◆ Problem to solve: From the entries below, report how many lines contain the string "decision". Give only that number.

◆ The input:

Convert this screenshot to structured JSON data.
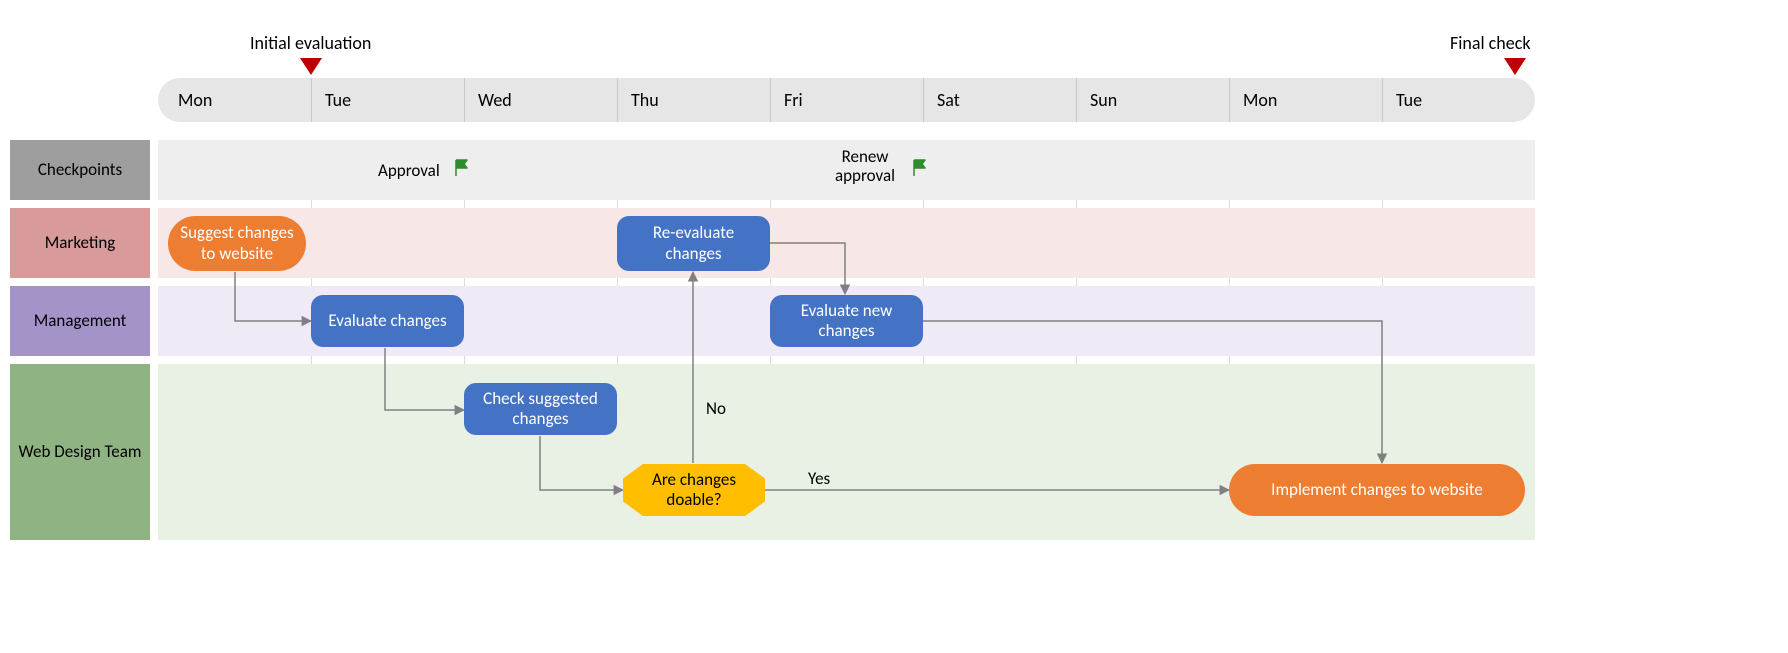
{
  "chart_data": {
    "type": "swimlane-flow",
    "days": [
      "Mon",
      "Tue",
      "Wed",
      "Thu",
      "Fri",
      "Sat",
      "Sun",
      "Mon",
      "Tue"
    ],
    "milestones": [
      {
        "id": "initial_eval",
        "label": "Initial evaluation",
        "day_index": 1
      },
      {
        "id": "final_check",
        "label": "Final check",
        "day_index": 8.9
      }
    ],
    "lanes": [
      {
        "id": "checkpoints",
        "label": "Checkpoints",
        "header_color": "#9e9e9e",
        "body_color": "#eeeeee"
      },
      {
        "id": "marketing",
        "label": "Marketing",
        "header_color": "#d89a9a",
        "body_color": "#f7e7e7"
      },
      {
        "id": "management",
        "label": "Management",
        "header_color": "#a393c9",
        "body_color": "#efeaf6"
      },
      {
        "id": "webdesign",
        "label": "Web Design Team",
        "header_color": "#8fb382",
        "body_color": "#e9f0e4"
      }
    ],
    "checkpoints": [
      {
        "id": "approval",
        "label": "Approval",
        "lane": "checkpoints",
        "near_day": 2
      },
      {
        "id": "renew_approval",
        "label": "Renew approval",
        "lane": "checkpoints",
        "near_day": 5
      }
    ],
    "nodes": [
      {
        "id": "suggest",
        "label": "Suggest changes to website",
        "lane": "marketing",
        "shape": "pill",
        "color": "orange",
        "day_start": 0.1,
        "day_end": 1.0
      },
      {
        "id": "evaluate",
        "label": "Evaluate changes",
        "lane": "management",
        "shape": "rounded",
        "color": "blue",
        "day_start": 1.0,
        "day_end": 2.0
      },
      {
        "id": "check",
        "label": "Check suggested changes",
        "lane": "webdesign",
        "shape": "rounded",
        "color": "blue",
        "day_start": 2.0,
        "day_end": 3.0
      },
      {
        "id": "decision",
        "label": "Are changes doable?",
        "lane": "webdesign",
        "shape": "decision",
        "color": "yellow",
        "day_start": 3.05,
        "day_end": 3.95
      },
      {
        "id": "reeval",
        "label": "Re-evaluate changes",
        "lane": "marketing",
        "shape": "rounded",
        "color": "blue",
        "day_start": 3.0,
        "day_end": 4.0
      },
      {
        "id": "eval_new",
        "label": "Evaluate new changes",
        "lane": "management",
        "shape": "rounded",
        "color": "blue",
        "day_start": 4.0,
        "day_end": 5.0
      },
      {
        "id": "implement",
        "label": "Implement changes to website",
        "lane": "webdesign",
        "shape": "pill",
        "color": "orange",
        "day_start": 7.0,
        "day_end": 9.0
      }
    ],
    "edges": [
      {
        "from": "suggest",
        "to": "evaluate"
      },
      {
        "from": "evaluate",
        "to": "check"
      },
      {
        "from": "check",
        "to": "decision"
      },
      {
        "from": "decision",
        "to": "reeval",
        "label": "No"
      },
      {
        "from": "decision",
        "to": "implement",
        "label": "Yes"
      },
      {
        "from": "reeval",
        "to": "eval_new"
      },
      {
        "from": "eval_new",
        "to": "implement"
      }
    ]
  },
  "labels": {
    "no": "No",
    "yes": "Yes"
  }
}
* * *
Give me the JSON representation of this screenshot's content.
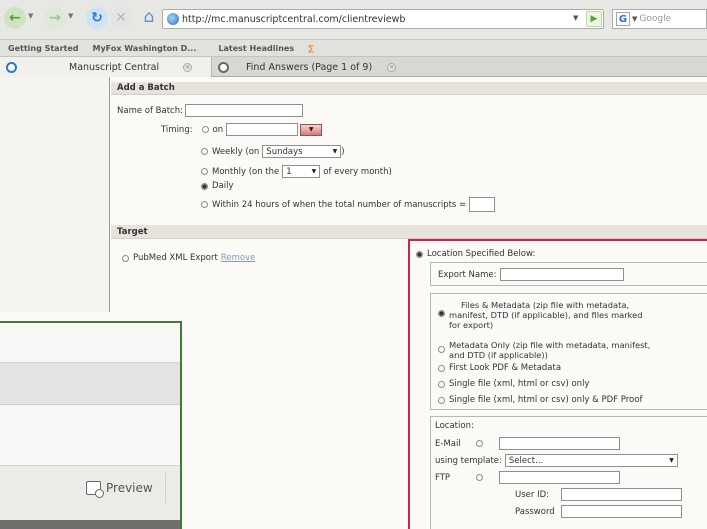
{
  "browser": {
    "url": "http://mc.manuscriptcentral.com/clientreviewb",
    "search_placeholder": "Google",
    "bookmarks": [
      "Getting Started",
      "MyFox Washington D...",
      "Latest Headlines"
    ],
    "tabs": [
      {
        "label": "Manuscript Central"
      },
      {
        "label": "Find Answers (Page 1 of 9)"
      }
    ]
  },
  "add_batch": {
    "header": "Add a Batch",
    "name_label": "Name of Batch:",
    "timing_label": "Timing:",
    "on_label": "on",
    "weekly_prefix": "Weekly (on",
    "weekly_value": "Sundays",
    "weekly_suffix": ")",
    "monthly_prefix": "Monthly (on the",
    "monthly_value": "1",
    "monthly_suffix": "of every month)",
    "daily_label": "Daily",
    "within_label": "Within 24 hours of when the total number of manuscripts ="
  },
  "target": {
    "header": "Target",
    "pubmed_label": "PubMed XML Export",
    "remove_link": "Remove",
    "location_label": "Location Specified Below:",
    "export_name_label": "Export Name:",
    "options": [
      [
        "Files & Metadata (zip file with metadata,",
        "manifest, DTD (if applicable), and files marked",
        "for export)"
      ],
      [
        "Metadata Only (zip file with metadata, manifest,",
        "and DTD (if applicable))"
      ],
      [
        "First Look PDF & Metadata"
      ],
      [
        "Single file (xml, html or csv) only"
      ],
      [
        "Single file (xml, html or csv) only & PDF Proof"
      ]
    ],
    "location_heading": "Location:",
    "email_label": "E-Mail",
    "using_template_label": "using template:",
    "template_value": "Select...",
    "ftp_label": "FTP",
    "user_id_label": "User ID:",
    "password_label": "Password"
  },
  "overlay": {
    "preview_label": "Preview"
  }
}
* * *
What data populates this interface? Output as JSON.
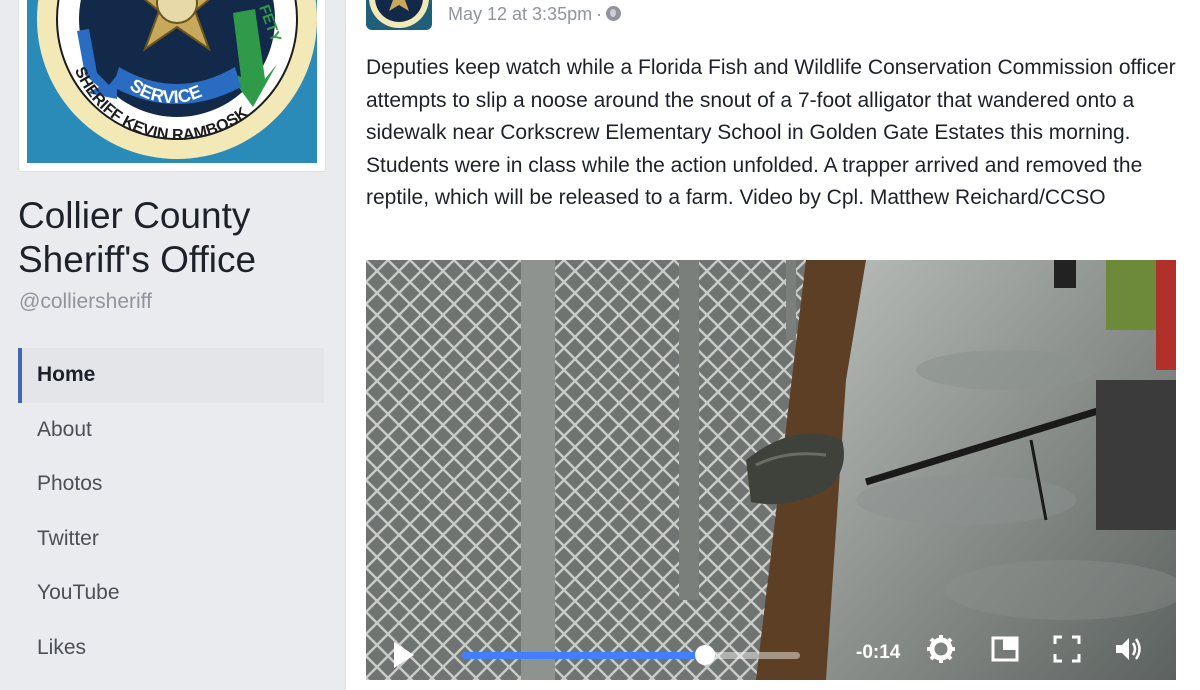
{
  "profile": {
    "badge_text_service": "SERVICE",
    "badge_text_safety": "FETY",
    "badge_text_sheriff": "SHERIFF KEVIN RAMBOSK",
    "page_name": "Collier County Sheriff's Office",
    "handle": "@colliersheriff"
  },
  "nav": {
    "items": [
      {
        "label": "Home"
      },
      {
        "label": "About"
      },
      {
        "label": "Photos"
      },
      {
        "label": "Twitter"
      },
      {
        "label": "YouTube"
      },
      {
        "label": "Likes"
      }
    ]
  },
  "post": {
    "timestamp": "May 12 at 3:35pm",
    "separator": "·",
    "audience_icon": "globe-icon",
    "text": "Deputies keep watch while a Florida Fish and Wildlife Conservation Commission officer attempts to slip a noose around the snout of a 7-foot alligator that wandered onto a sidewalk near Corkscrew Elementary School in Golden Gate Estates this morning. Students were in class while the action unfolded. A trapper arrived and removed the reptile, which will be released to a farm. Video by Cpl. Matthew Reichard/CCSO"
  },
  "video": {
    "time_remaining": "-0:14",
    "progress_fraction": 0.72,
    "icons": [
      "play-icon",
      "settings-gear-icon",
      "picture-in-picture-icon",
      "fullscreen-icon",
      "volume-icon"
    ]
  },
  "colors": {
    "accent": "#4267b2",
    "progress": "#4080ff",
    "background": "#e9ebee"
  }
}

◆ Written response: 5